SBA Administrator Isabel Guzman said in an exclusive interview with The Playbook that, while she did not know exactly how many PPP loans the agency will end up having to purchase from lenders if businesses don’t make payments, the agency was ready to handle them.

Some lenders have expressed concern as PPP forgiveness drags on that a sizable chunk will eventually end up delinquent.

“I have met businesses as I have traveled across the country that expect to keep it as a loan,” Guzman said, stressing that not every PPP loan will either be forgiven or be delinquent. Others will be held as a 1% loan that business owners will pay back.

Will PPP loans end up delinquent?

Guzman said she could not say how many loans the agency expects will end up as delinquent loans that lenders will seek to have SBA purchase as part of its statutory requirement to hold lenders harmless.

The SBA said earlier this year it had received 36,500 requests for guaranteed purchase of delinquent PPP loans so far — and that 97% of those requests have been processed so far.

“I am not certain yet what those numbers will look like and continue to support small businesses.” Guzman said.

How many PPP loans have been forgiven?

Overall, the SBA made about 11.4 million PPP loans over 2020 and 2021 and has received more than 10 million forgiveness applications — or roughly 88% of total loans — with a total payout of $725 billion, according to SBA data as of May 9. That number has not budged much over the last several weeks.

The same confidence holds true for the 3.9 million loans made by the SBA’s Covid-19 EIDL program, which the agency said ran out of funding on May 5. Guzman said recently in a Congressional hearing that the SBA was shifting toward servicing those EIDL loans instead of making them.

What happens if borrowers default on SBA loans?

A big wave of defaults on those loans from stressed small businesses could mean the SBA is left as a lien holder on thousands of small businesses. But Guzman said the agency has been handling direct loans for decades through its disaster loan program and that it was positioning itself to ensure it can handle any issues.
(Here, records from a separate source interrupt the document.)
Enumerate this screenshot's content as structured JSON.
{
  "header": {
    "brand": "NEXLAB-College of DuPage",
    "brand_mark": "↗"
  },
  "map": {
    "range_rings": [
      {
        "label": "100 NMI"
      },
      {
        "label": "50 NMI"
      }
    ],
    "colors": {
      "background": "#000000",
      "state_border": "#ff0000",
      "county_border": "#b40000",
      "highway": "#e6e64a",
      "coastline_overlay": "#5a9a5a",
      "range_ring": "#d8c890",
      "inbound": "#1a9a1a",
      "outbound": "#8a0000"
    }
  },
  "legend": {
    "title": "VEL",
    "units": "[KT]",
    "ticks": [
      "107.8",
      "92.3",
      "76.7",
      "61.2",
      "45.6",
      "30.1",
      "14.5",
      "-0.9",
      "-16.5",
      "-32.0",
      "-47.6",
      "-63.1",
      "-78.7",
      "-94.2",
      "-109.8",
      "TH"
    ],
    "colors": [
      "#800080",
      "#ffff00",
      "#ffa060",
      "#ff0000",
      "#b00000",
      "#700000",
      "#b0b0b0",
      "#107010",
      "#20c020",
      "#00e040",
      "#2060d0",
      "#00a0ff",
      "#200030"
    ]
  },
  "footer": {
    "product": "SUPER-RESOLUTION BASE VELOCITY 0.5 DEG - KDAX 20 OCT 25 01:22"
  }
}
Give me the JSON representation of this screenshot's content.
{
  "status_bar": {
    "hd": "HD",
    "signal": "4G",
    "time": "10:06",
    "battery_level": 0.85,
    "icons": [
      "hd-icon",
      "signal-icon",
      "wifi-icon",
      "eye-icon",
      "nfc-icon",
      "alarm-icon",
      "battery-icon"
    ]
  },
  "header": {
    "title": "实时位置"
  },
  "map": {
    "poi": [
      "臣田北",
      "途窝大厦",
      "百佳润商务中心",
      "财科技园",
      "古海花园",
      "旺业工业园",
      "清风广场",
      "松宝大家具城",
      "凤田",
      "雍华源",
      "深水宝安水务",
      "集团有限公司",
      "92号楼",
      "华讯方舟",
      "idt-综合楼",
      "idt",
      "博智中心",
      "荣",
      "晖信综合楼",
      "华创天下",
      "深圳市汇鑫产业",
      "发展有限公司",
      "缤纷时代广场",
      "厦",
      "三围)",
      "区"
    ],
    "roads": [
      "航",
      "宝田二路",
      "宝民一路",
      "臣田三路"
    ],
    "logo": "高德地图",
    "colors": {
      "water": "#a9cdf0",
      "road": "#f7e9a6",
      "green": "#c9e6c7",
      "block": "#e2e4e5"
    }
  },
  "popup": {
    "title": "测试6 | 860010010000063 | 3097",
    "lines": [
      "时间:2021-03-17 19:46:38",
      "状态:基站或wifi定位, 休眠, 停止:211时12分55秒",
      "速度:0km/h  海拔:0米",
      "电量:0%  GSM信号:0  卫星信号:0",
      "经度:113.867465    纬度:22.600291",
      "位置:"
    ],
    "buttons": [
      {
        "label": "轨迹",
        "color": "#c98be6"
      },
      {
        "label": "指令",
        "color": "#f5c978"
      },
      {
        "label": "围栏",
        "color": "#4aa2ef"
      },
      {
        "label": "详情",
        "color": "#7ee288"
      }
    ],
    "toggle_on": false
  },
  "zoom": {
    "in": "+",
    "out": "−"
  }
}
She said the agency had scaled up to meet the challenges of the PPP loan program and the Restaurant Revitalization Fund, and this was no different.

“We are going to see some defaults and businesses that aren’t around anymore,” Guzman said. “As we assess that, we are ready for that moment and feel prepared within our systems to be able to manage that flow.”

The Covid-19 EIDL program had officially been closed to new applications as of the end of 2021. But small businesses that had appealed previous denials or were working their way through the reconsideration process were still eligible for loans, as well as businesses that had previously received an EIDL but wanted to increase the amount.

The SBA had originally informed small businesses in the weeks leading up to the closure that they could request additional funds by May 6, but The Playbook confirmed in an exclusive interview that the program had run out of funding by May 5.

If the legislation passes both houses, the two chambers would either need to agree on compromise legislation or one chamber would have to pass the other’s bill in order to send it to President Biden for his signature. However, a number of obstacles remain before that legislation could become law.